The Sixth Congress had attributed this phenomenon to the fetters put on capitalist transformation in these societies by their integration into the world economy, under imperialist hegemony, which trapped them in a certain pattern of international division of labour. But the phenomenon today would arise not from the fact of such fetters, which obviously are quite loose in the case of an economy like India: it can apparently break out of this international division of labour and experience rapid capitalist transformation within a neo-liberal dispensation. The phenomenon arises today from the contemporary technological basis of such capitalist transformation.
It follows that if the Left fell prey to this argument, of first seeking to usher in capitalist transformation in the hope of working for its transcendence later, and hence proceeded today along a “Blairite” path, then it would remain a Blairite entity forever. The moment of that passage from capitalist transformation to the transcendence of capitalism will never come as some natural historical break; and if there is no such discontinuity then this entire distinction between two phases becomes invalid.
Accepting the advice to eschew its opposition to imperialism will not only erode the existing class base of the Left, without ever creating the conditions for a revival of revolutionary resistance later on a new basis; it will not only fritter away the Left’s class base built through decades of struggles in exchange, not for a later rebirth as a revolutionary force but for an incorporation in a Blairite fashion into the structures of bourgeois and imperialist hegemony; but it will also push the “basic classes” into the arms of extremist ideologies, ranging from “Maoism” to Islamist anti-imperialism, which not just unleash violence and restrict mass political action, but, for this very reason, are also “unproductive”, in the sense of being intrinsically incapable of achieving even the intermediate goals they set for themselves, let alone achieving a society that emancipates people. Anti-imperialism is not a product of the Left’s imagination; it arises from the objective conditions faced by the people. If the Left abandons it, then others, no matter how incapable of overcoming these objective conditions, will step in to fill the vacuum, and the people will be left to their mercy.
Prabhat Patnaik is an economist at the Centre for Economic Studies and Planning in the School of Social Sciences of Jawaharlal Nehru University in New Delhi.

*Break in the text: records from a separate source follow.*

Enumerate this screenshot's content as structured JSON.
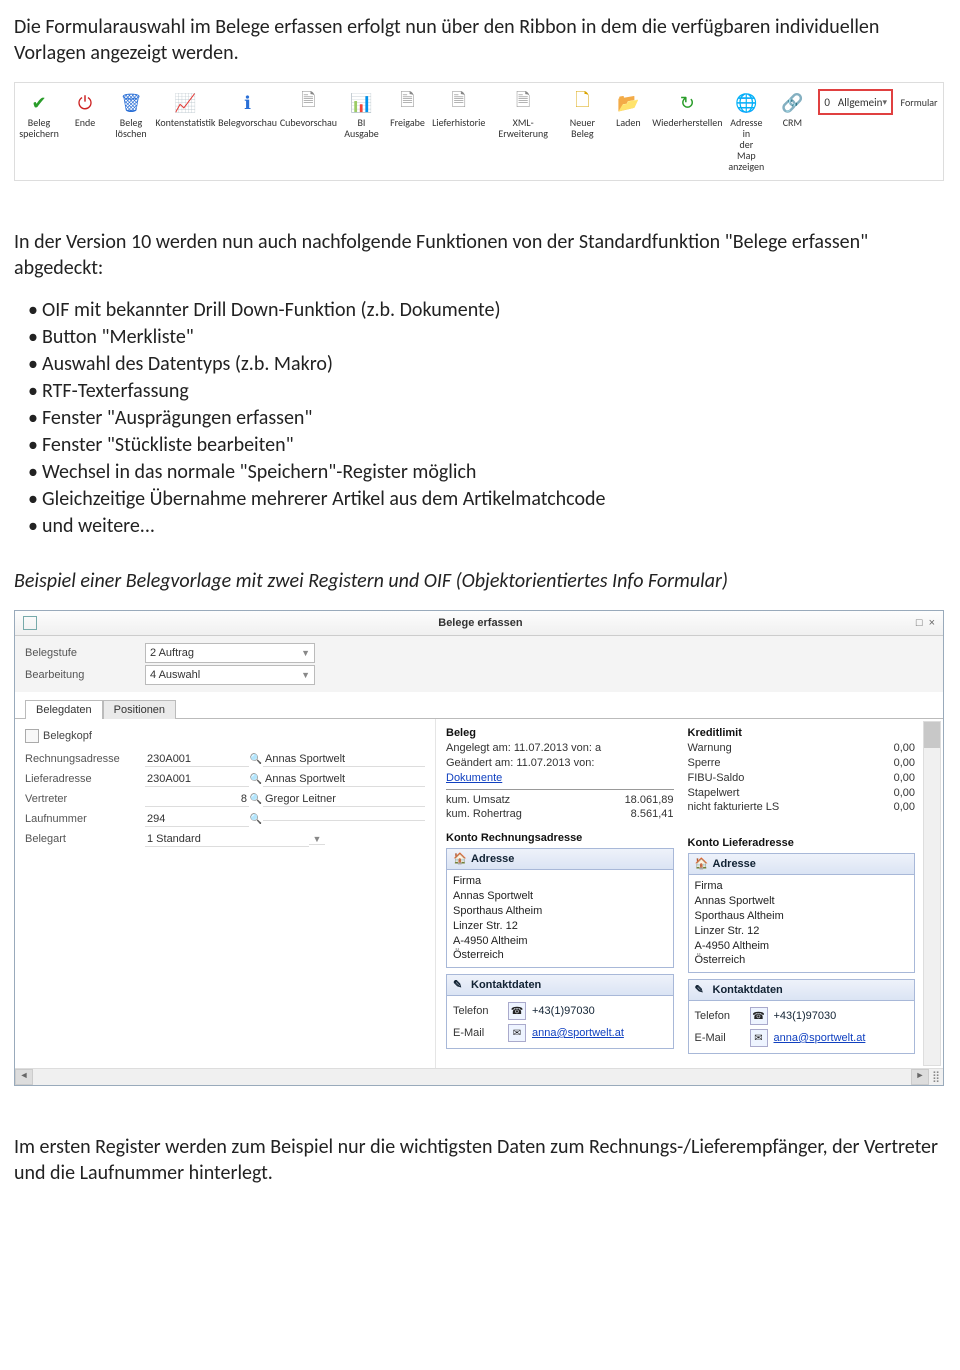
{
  "paras": {
    "p1": "Die Formularauswahl im Belege erfassen erfolgt nun über den Ribbon in dem die verfügbaren individuellen Vorlagen angezeigt werden.",
    "p2": "In der Version 10 werden nun auch nachfolgende Funktionen von der Standardfunktion \"Belege erfassen\" abgedeckt:",
    "p3": "Beispiel einer Belegvorlage mit zwei Registern und OIF (Objektorientiertes Info Formular)",
    "p4": "Im ersten Register werden zum Beispiel nur die wichtigsten Daten zum Rechnungs-/Lieferempfänger, der Vertreter und die Laufnummer hinterlegt."
  },
  "features": [
    "OIF mit bekannter Drill Down-Funktion (z.b. Dokumente)",
    "Button \"Merkliste\"",
    "Auswahl des Datentyps (z.b. Makro)",
    "RTF-Texterfassung",
    "Fenster \"Ausprägungen erfassen\"",
    "Fenster \"Stückliste bearbeiten\"",
    "Wechsel in das normale \"Speichern\"-Register möglich",
    "Gleichzeitige Übernahme mehrerer Artikel aus dem Artikelmatchcode",
    "und weitere..."
  ],
  "ribbon": {
    "items": [
      {
        "label": "Beleg speichern",
        "glyph": "✔",
        "color": "#2a9d2a"
      },
      {
        "label": "Ende",
        "glyph": "⏻",
        "color": "#cc2222"
      },
      {
        "label": "Beleg löschen",
        "glyph": "🗑",
        "color": "#2a6fd6"
      },
      {
        "label": "Kontenstatistik",
        "glyph": "📈",
        "color": "#888"
      },
      {
        "label": "Belegvorschau",
        "glyph": "ℹ",
        "color": "#2a6fd6"
      },
      {
        "label": "Cubevorschau",
        "glyph": "🗎",
        "color": "#888"
      },
      {
        "label": "BI Ausgabe",
        "glyph": "📊",
        "color": "#c55"
      },
      {
        "label": "Freigabe",
        "glyph": "🗎",
        "color": "#888"
      },
      {
        "label": "Lieferhistorie",
        "glyph": "🗎",
        "color": "#888"
      },
      {
        "label": "XML-Erweiterung",
        "glyph": "🗎",
        "color": "#888"
      },
      {
        "label": "Neuer Beleg",
        "glyph": "🗋",
        "color": "#d9a400"
      },
      {
        "label": "Laden",
        "glyph": "📂",
        "color": "#d9a400"
      },
      {
        "label": "Wiederherstellen",
        "glyph": "↻",
        "color": "#2a9d2a"
      },
      {
        "label": "Adresse in der Map anzeigen",
        "glyph": "🌐",
        "color": "#2a6fd6"
      },
      {
        "label": "CRM",
        "glyph": "🔗",
        "color": "#2a6fd6"
      }
    ],
    "formular": {
      "num": "0",
      "label": "Allgemein",
      "btn": "Formular"
    }
  },
  "window": {
    "title": "Belege erfassen",
    "top": {
      "belegstufe": {
        "label": "Belegstufe",
        "value": "2 Auftrag"
      },
      "bearbeitung": {
        "label": "Bearbeitung",
        "value": "4 Auswahl"
      }
    },
    "tabs": {
      "t1": "Belegdaten",
      "t2": "Positionen"
    },
    "group": "Belegkopf",
    "rows": {
      "rechnung": {
        "label": "Rechnungsadresse",
        "value": "230A001",
        "desc": "Annas Sportwelt"
      },
      "liefer": {
        "label": "Lieferadresse",
        "value": "230A001",
        "desc": "Annas Sportwelt"
      },
      "vertreter": {
        "label": "Vertreter",
        "value": "8",
        "desc": "Gregor Leitner"
      },
      "lauf": {
        "label": "Laufnummer",
        "value": "294",
        "desc": ""
      },
      "belegart": {
        "label": "Belegart",
        "value": "1 Standard"
      }
    },
    "beleg": {
      "hdr": "Beleg",
      "l1": "Angelegt am: 11.07.2013  von: a",
      "l2": "Geändert am: 11.07.2013  von:",
      "docs": "Dokumente",
      "kumU": {
        "label": "kum. Umsatz",
        "value": "18.061,89"
      },
      "kumR": {
        "label": "kum. Rohertrag",
        "value": "8.561,41"
      },
      "kontoR": "Konto Rechnungsadresse"
    },
    "kredit": {
      "hdr": "Kreditlimit",
      "rows": [
        {
          "label": "Warnung",
          "value": "0,00"
        },
        {
          "label": "Sperre",
          "value": "0,00"
        },
        {
          "label": "FIBU-Saldo",
          "value": "0,00"
        },
        {
          "label": "Stapelwert",
          "value": "0,00"
        },
        {
          "label": "nicht fakturierte LS",
          "value": "0,00"
        }
      ],
      "kontoL": "Konto Lieferadresse"
    },
    "addr": {
      "hdr": "Adresse",
      "lines": [
        "Firma",
        "Annas Sportwelt",
        "Sporthaus Altheim",
        "Linzer Str. 12",
        "A-4950 Altheim",
        "Österreich"
      ]
    },
    "kontakt": {
      "hdr": "Kontaktdaten",
      "tel": {
        "label": "Telefon",
        "value": "+43(1)97030"
      },
      "mail": {
        "label": "E-Mail",
        "value": "anna@sportwelt.at"
      }
    }
  }
}
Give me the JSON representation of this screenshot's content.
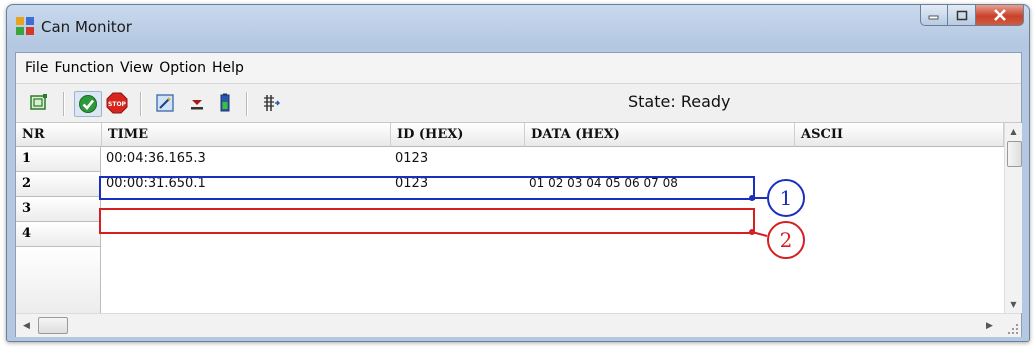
{
  "window": {
    "title": "Can Monitor"
  },
  "menu": [
    "File",
    "Function",
    "View",
    "Option",
    "Help"
  ],
  "toolbar": {
    "buttons": [
      "window-icon",
      "connect-check-icon",
      "stop-icon",
      "edit-icon",
      "download-icon",
      "battery-icon",
      "filter-icon"
    ],
    "stop_label": "STOP",
    "state": "State: Ready"
  },
  "grid": {
    "columns": [
      "NR",
      "TIME",
      "ID (HEX)",
      "DATA (HEX)",
      "ASCII"
    ],
    "rows": [
      {
        "nr": "1",
        "time": "00:04:36.165.3",
        "id": "0123",
        "data": "",
        "ascii": ""
      },
      {
        "nr": "2",
        "time": "00:00:31.650.1",
        "id": "0123",
        "data": "01 02 03 04 05 06 07 08",
        "ascii": ""
      },
      {
        "nr": "3",
        "time": "",
        "id": "",
        "data": "",
        "ascii": ""
      },
      {
        "nr": "4",
        "time": "",
        "id": "",
        "data": "",
        "ascii": ""
      }
    ]
  },
  "annotations": [
    {
      "label": "1",
      "color": "#1a2fbf"
    },
    {
      "label": "2",
      "color": "#d42020"
    }
  ],
  "colors": {
    "titlebar": "#b4c8e2",
    "close": "#c8422a",
    "header_bg": "#eaeaea"
  }
}
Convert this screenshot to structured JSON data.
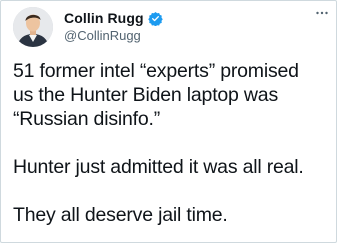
{
  "author": {
    "display_name": "Collin Rugg",
    "handle": "@CollinRugg",
    "verified": true,
    "avatar_icon": "person-avatar-icon"
  },
  "actions": {
    "more_icon": "more-horizontal-icon"
  },
  "tweet": {
    "lines": [
      "51 former intel “experts” promised",
      "us the Hunter Biden laptop was",
      "“Russian disinfo.”",
      "Hunter just admitted it was all real.",
      "They all deserve jail time."
    ]
  },
  "colors": {
    "verified_blue": "#1d9bf0",
    "text_primary": "#0f1419",
    "text_secondary": "#536471",
    "border": "#cfd9de"
  }
}
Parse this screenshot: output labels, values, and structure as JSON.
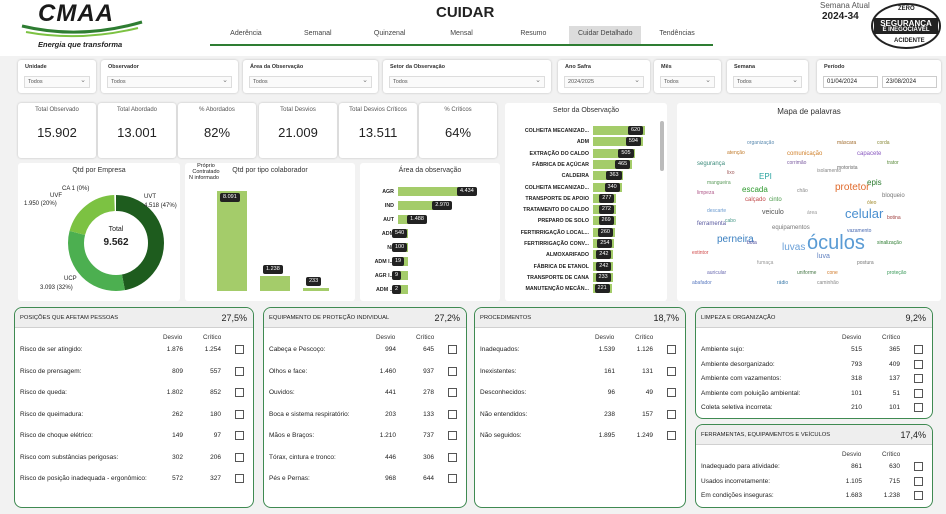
{
  "header": {
    "logo": "CMAA",
    "tagline": "Energia que transforma",
    "title": "CUIDAR",
    "week_label": "Semana Atual",
    "week_value": "2024-34",
    "badge_top": "ZERO",
    "badge_main1": "SEGURANÇA",
    "badge_main2": "É INEGOCIÁVEL",
    "badge_bottom": "ACIDENTE"
  },
  "tabs": [
    "Aderência",
    "Semanal",
    "Quinzenal",
    "Mensal",
    "Resumo",
    "Cuidar Detalhado",
    "Tendências"
  ],
  "active_tab": "Cuidar Detalhado",
  "filters": [
    {
      "label": "Unidade",
      "value": "Todos"
    },
    {
      "label": "Observador",
      "value": "Todos"
    },
    {
      "label": "Área da Observação",
      "value": "Todos"
    },
    {
      "label": "Setor da Observação",
      "value": "Todos"
    },
    {
      "label": "Ano Safra",
      "value": "2024/2025"
    },
    {
      "label": "Mês",
      "value": "Todos"
    },
    {
      "label": "Semana",
      "value": "Todos"
    }
  ],
  "period": {
    "label": "Período",
    "start": "01/04/2024",
    "end": "23/08/2024"
  },
  "kpis": [
    {
      "label": "Total Observado",
      "value": "15.902"
    },
    {
      "label": "Total Abordado",
      "value": "13.001"
    },
    {
      "label": "% Abordados",
      "value": "82%"
    },
    {
      "label": "Total Desvios",
      "value": "21.009"
    },
    {
      "label": "Total Desvios Críticos",
      "value": "13.511"
    },
    {
      "label": "% Críticos",
      "value": "64%"
    }
  ],
  "donut": {
    "title": "Qtd por Empresa",
    "center_label": "Total",
    "center_value": "9.562",
    "labels": [
      {
        "name": "CA 1 (0%)"
      },
      {
        "name": "UVF",
        "value": "1.950 (20%)"
      },
      {
        "name": "UVT",
        "value": "4.518 (47%)"
      },
      {
        "name": "UCP",
        "value": "3.093 (32%)"
      }
    ]
  },
  "collab": {
    "title": "Qtd por tipo colaborador",
    "categories": [
      "Próprio",
      "Contratado",
      "N informado"
    ],
    "values": [
      8091,
      1238,
      233
    ],
    "value_labels": [
      "8.091",
      "1.238",
      "233"
    ]
  },
  "area": {
    "title": "Área da observação",
    "categories": [
      "AGR",
      "IND",
      "AUT",
      "ADM",
      "N/I",
      "ADM I...",
      "AGR I...",
      "ADM ..."
    ],
    "values": [
      4434,
      2970,
      1488,
      540,
      100,
      19,
      9,
      2
    ],
    "value_labels": [
      "4.434",
      "2.970",
      "1.488",
      "540",
      "100",
      "19",
      "9",
      "2"
    ]
  },
  "setor": {
    "title": "Setor da Observação",
    "categories": [
      "COLHEITA MECANIZAD...",
      "ADM",
      "EXTRAÇÃO DO CALDO",
      "FÁBRICA DE AÇÚCAR",
      "CALDEIRA",
      "COLHEITA MECANIZAD...",
      "TRANSPORTE DE APOIO",
      "TRATAMENTO DO CALDO",
      "PREPARO DE SOLO",
      "FERTIRRIGAÇÃO LOCAL...",
      "FERTIRRIGAÇÃO CONV...",
      "ALMOXARIFADO",
      "FÁBRICA DE ETANOL",
      "TRANSPORTE DE CANA",
      "MANUTENÇÃO MECÂN..."
    ],
    "values": [
      620,
      594,
      505,
      465,
      363,
      340,
      277,
      272,
      269,
      260,
      254,
      242,
      242,
      233,
      221
    ]
  },
  "wordcloud": {
    "title": "Mapa de palavras",
    "words": [
      {
        "t": "óculos",
        "s": 20,
        "c": "#5a9bd4"
      },
      {
        "t": "celular",
        "s": 13,
        "c": "#4a8fd0"
      },
      {
        "t": "luvas",
        "s": 10,
        "c": "#6aa0d8"
      },
      {
        "t": "perneira",
        "s": 10,
        "c": "#3a7fc0"
      },
      {
        "t": "protetor",
        "s": 10,
        "c": "#e06a2c"
      },
      {
        "t": "escada",
        "s": 8,
        "c": "#2e9a2e"
      },
      {
        "t": "EPI",
        "s": 8,
        "c": "#2aa4a0"
      },
      {
        "t": "epis",
        "s": 8,
        "c": "#2e7d32"
      },
      {
        "t": "luva",
        "s": 7,
        "c": "#5f80c0"
      },
      {
        "t": "veiculo",
        "s": 7,
        "c": "#555"
      },
      {
        "t": "capacete",
        "s": 6,
        "c": "#8a5ac0"
      },
      {
        "t": "comunicação",
        "s": 6,
        "c": "#d0802a"
      },
      {
        "t": "bloqueio",
        "s": 6,
        "c": "#777"
      },
      {
        "t": "cinto",
        "s": 6,
        "c": "#4a9a4a"
      },
      {
        "t": "calçado",
        "s": 6,
        "c": "#c04a4a"
      },
      {
        "t": "equipamentos",
        "s": 6,
        "c": "#777"
      },
      {
        "t": "ferramenta",
        "s": 6,
        "c": "#5a5aa0"
      },
      {
        "t": "segurança",
        "s": 6,
        "c": "#3a8a7a"
      },
      {
        "t": "máscara",
        "s": 5,
        "c": "#a06a2a"
      },
      {
        "t": "auricular",
        "s": 5,
        "c": "#6a6ab0"
      },
      {
        "t": "caminhão",
        "s": 5,
        "c": "#888"
      },
      {
        "t": "sinalização",
        "s": 5,
        "c": "#2e7d32"
      },
      {
        "t": "limpeza",
        "s": 5,
        "c": "#b05a8a"
      },
      {
        "t": "organização",
        "s": 5,
        "c": "#5a8ab0"
      },
      {
        "t": "botina",
        "s": 5,
        "c": "#a04040"
      },
      {
        "t": "uniforme",
        "s": 5,
        "c": "#4a7a4a"
      },
      {
        "t": "extintor",
        "s": 5,
        "c": "#d04a4a"
      },
      {
        "t": "postura",
        "s": 5,
        "c": "#777"
      },
      {
        "t": "descarte",
        "s": 5,
        "c": "#6a9ad0"
      },
      {
        "t": "isolamento",
        "s": 5,
        "c": "#888"
      },
      {
        "t": "trator",
        "s": 5,
        "c": "#5a8a3a"
      },
      {
        "t": "atenção",
        "s": 5,
        "c": "#c07a2a"
      },
      {
        "t": "vazamento",
        "s": 5,
        "c": "#4a6ab0"
      },
      {
        "t": "fumaça",
        "s": 5,
        "c": "#999"
      },
      {
        "t": "corrimão",
        "s": 5,
        "c": "#7a5aa0"
      },
      {
        "t": "cabo",
        "s": 5,
        "c": "#4a9a8a"
      },
      {
        "t": "óleo",
        "s": 5,
        "c": "#a08a2a"
      },
      {
        "t": "chão",
        "s": 5,
        "c": "#888"
      },
      {
        "t": "abafador",
        "s": 5,
        "c": "#5a7ac0"
      },
      {
        "t": "proteção",
        "s": 5,
        "c": "#3a9a5a"
      },
      {
        "t": "lixo",
        "s": 5,
        "c": "#a05a5a"
      },
      {
        "t": "motorista",
        "s": 5,
        "c": "#6a6a6a"
      },
      {
        "t": "rádio",
        "s": 5,
        "c": "#3a7aaa"
      },
      {
        "t": "cone",
        "s": 5,
        "c": "#d07a2a"
      },
      {
        "t": "mangueira",
        "s": 5,
        "c": "#5a9a5a"
      },
      {
        "t": "corda",
        "s": 5,
        "c": "#8a8a3a"
      },
      {
        "t": "bota",
        "s": 5,
        "c": "#4a4a9a"
      },
      {
        "t": "área",
        "s": 5,
        "c": "#999"
      }
    ]
  },
  "cards": [
    {
      "title": "POSIÇÕES QUE AFETAM PESSOAS",
      "pct": "27,5%",
      "col_d": "Desvio",
      "col_c": "Crítico",
      "rows": [
        {
          "l": "Risco de ser atingido:",
          "d": "1.876",
          "c": "1.254"
        },
        {
          "l": "Risco de prensagem:",
          "d": "809",
          "c": "557"
        },
        {
          "l": "Risco de queda:",
          "d": "1.802",
          "c": "852"
        },
        {
          "l": "Risco de queimadura:",
          "d": "262",
          "c": "180"
        },
        {
          "l": "Risco de choque elétrico:",
          "d": "149",
          "c": "97"
        },
        {
          "l": "Risco com substâncias perigosas:",
          "d": "302",
          "c": "206"
        },
        {
          "l": "Risco de posição inadequada - ergonômico:",
          "d": "572",
          "c": "327"
        }
      ]
    },
    {
      "title": "EQUIPAMENTO DE PROTEÇÃO INDIVIDUAL",
      "pct": "27,2%",
      "col_d": "Desvio",
      "col_c": "Crítico",
      "rows": [
        {
          "l": "Cabeça e Pescoço:",
          "d": "994",
          "c": "645"
        },
        {
          "l": "Olhos e face:",
          "d": "1.460",
          "c": "937"
        },
        {
          "l": "Ouvidos:",
          "d": "441",
          "c": "278"
        },
        {
          "l": "Boca e sistema respiratório:",
          "d": "203",
          "c": "133"
        },
        {
          "l": "Mãos e Braços:",
          "d": "1.210",
          "c": "737"
        },
        {
          "l": "Tórax, cintura e tronco:",
          "d": "446",
          "c": "306"
        },
        {
          "l": "Pés e Pernas:",
          "d": "968",
          "c": "644"
        }
      ]
    },
    {
      "title": "PROCEDIMENTOS",
      "pct": "18,7%",
      "col_d": "Desvio",
      "col_c": "Crítico",
      "rows": [
        {
          "l": "Inadequados:",
          "d": "1.539",
          "c": "1.126"
        },
        {
          "l": "Inexistentes:",
          "d": "161",
          "c": "131"
        },
        {
          "l": "Desconhecidos:",
          "d": "96",
          "c": "49"
        },
        {
          "l": "Não entendidos:",
          "d": "238",
          "c": "157"
        },
        {
          "l": "Não seguidos:",
          "d": "1.895",
          "c": "1.249"
        }
      ]
    },
    {
      "title": "LIMPEZA E ORGANIZAÇÃO",
      "pct": "9,2%",
      "col_d": "Desvio",
      "col_c": "Crítico",
      "rows": [
        {
          "l": "Ambiente sujo:",
          "d": "515",
          "c": "365"
        },
        {
          "l": "Ambiente desorganizado:",
          "d": "793",
          "c": "409"
        },
        {
          "l": "Ambiente com vazamentos:",
          "d": "318",
          "c": "137"
        },
        {
          "l": "Ambiente com poluição ambiental:",
          "d": "101",
          "c": "51"
        },
        {
          "l": "Coleta seletiva incorreta:",
          "d": "210",
          "c": "101"
        }
      ]
    },
    {
      "title": "FERRAMENTAS, EQUIPAMENTOS E VEÍCULOS",
      "pct": "17,4%",
      "col_d": "Desvio",
      "col_c": "Crítico",
      "rows": [
        {
          "l": "Inadequado para atividade:",
          "d": "861",
          "c": "630"
        },
        {
          "l": "Usados incorretamente:",
          "d": "1.105",
          "c": "715"
        },
        {
          "l": "Em condições inseguras:",
          "d": "1.683",
          "c": "1.238"
        }
      ]
    }
  ],
  "colors": {
    "accent": "#2e7d32",
    "bar": "#a4cc6a",
    "donut_dark": "#1e5c1e",
    "donut_mid": "#4caf50",
    "donut_light": "#7cc242"
  }
}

This article was first published by the International Development Economics Associates on 1 July 2009; it is reproduced here for educational purposes.